Search the records below for the word "bird". Copy each line where it occurs.

****************

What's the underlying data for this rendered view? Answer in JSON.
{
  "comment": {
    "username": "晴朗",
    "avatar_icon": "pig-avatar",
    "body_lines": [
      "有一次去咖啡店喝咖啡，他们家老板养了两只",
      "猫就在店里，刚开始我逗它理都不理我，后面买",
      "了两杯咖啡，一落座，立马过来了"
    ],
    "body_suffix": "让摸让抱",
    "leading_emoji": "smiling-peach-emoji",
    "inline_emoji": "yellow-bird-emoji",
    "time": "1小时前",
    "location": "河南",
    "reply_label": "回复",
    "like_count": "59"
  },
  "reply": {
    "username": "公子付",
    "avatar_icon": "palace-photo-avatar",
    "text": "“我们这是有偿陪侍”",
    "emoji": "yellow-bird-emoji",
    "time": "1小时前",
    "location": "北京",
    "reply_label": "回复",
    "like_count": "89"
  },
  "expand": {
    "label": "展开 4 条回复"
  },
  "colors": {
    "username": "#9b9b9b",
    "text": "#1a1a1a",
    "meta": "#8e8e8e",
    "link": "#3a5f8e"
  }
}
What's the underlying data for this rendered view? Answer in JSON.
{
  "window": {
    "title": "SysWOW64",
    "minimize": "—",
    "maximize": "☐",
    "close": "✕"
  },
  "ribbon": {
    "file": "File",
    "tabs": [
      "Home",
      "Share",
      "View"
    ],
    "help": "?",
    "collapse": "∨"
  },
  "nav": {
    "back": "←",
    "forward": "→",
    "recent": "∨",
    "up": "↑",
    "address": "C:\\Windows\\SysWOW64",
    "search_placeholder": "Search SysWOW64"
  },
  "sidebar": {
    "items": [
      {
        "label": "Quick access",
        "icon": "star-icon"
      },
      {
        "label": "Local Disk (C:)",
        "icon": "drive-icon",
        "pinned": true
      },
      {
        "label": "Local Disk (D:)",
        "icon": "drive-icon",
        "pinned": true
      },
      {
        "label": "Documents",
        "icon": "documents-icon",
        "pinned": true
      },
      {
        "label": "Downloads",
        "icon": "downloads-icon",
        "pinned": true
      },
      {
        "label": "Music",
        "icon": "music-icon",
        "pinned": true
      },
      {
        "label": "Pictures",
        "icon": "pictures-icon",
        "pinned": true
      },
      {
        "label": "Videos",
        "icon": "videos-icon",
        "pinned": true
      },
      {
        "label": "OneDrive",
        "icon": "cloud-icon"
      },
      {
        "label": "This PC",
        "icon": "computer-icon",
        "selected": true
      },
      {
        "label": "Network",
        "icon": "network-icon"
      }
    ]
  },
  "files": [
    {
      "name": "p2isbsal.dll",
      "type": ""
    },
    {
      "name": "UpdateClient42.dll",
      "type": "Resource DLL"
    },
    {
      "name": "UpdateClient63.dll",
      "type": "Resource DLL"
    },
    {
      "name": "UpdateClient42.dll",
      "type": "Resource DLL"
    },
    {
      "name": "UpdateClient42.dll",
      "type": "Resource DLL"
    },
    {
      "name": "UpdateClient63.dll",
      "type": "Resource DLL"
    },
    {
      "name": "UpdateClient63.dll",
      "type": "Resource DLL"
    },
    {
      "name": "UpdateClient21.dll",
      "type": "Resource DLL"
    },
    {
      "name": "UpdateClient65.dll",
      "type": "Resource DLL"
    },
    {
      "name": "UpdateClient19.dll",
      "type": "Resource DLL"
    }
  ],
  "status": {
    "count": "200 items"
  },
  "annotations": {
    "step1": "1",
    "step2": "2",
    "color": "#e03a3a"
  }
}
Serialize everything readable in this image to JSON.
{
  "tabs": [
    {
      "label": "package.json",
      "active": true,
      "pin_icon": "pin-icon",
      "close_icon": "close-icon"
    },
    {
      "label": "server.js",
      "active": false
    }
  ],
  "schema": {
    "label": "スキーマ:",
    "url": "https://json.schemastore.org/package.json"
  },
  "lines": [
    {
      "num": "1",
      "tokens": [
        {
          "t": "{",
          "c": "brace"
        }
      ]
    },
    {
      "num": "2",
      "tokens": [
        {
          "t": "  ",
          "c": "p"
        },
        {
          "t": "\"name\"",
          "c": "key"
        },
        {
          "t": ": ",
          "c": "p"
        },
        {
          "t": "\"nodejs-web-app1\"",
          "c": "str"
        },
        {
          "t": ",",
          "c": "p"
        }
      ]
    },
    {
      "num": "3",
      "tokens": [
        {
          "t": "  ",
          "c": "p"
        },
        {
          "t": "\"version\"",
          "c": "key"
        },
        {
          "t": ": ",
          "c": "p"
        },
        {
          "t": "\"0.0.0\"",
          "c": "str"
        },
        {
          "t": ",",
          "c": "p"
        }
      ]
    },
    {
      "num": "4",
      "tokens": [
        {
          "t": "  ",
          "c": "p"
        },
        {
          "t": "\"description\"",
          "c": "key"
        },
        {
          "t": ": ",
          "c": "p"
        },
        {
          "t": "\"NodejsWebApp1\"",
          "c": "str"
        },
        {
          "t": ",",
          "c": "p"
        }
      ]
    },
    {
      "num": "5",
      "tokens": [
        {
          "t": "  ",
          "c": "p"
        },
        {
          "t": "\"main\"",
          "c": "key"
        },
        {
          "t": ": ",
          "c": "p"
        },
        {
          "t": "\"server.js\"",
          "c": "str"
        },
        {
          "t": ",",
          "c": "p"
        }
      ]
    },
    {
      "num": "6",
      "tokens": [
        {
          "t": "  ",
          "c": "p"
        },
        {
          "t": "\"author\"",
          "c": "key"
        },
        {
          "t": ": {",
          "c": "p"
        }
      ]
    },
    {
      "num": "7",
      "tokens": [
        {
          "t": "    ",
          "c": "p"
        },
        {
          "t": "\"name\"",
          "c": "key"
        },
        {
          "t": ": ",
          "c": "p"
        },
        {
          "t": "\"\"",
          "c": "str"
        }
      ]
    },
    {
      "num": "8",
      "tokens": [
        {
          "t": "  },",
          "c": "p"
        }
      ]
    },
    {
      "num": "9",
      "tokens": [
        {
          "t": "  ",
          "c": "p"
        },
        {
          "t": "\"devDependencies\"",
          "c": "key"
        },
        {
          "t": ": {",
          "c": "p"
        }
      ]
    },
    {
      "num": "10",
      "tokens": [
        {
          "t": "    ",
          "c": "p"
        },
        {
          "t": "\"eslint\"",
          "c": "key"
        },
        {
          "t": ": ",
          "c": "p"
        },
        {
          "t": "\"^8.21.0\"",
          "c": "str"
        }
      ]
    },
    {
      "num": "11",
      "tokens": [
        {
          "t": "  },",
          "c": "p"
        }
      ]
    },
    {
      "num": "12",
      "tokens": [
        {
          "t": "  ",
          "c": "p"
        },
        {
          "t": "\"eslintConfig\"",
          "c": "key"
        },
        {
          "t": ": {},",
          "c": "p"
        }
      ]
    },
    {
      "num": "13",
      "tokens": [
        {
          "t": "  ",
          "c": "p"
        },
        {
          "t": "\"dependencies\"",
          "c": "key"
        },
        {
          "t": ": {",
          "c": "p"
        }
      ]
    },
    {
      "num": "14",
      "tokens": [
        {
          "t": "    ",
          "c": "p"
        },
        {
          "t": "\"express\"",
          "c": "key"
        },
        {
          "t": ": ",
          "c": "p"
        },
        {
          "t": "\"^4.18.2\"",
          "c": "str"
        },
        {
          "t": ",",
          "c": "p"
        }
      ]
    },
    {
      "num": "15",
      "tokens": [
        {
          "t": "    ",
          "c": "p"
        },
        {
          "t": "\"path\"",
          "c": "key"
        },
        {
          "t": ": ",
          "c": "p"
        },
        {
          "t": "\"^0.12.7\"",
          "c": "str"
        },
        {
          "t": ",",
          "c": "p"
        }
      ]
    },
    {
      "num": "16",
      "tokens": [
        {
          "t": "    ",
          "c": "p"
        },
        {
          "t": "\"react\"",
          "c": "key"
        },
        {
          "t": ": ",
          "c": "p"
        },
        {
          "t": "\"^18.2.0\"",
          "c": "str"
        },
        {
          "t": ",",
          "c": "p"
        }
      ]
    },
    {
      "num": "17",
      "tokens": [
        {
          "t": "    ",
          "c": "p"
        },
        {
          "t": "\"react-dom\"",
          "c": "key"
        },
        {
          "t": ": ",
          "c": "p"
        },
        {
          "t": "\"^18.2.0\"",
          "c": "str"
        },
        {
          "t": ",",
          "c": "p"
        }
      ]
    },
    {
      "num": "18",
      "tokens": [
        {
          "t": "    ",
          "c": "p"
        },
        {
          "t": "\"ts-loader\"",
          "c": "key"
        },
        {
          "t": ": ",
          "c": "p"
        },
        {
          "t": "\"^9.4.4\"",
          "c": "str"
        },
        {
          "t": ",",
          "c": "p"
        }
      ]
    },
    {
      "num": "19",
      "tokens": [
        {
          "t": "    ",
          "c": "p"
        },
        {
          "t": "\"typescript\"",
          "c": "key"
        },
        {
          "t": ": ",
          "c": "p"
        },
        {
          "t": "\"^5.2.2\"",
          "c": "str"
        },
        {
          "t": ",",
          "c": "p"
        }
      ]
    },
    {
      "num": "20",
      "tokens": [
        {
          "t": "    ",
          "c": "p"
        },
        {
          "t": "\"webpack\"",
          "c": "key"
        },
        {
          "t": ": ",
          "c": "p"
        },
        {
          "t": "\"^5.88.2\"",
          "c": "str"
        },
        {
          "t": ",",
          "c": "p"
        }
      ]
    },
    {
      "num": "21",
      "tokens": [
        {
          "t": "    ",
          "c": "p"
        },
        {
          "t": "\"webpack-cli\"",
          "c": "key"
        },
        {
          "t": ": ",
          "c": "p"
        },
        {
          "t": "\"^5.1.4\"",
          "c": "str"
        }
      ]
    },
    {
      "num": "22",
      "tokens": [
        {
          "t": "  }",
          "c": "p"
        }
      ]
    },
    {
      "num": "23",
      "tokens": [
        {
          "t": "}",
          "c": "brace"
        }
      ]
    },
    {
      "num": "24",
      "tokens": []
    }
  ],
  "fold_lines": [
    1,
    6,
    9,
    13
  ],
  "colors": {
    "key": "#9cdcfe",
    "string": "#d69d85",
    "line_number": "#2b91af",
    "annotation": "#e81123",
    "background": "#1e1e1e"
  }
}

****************

| Response area |
    "inline_emoji": "yellow-bird-emoji",
    "emoji": "yellow-bird-emoji",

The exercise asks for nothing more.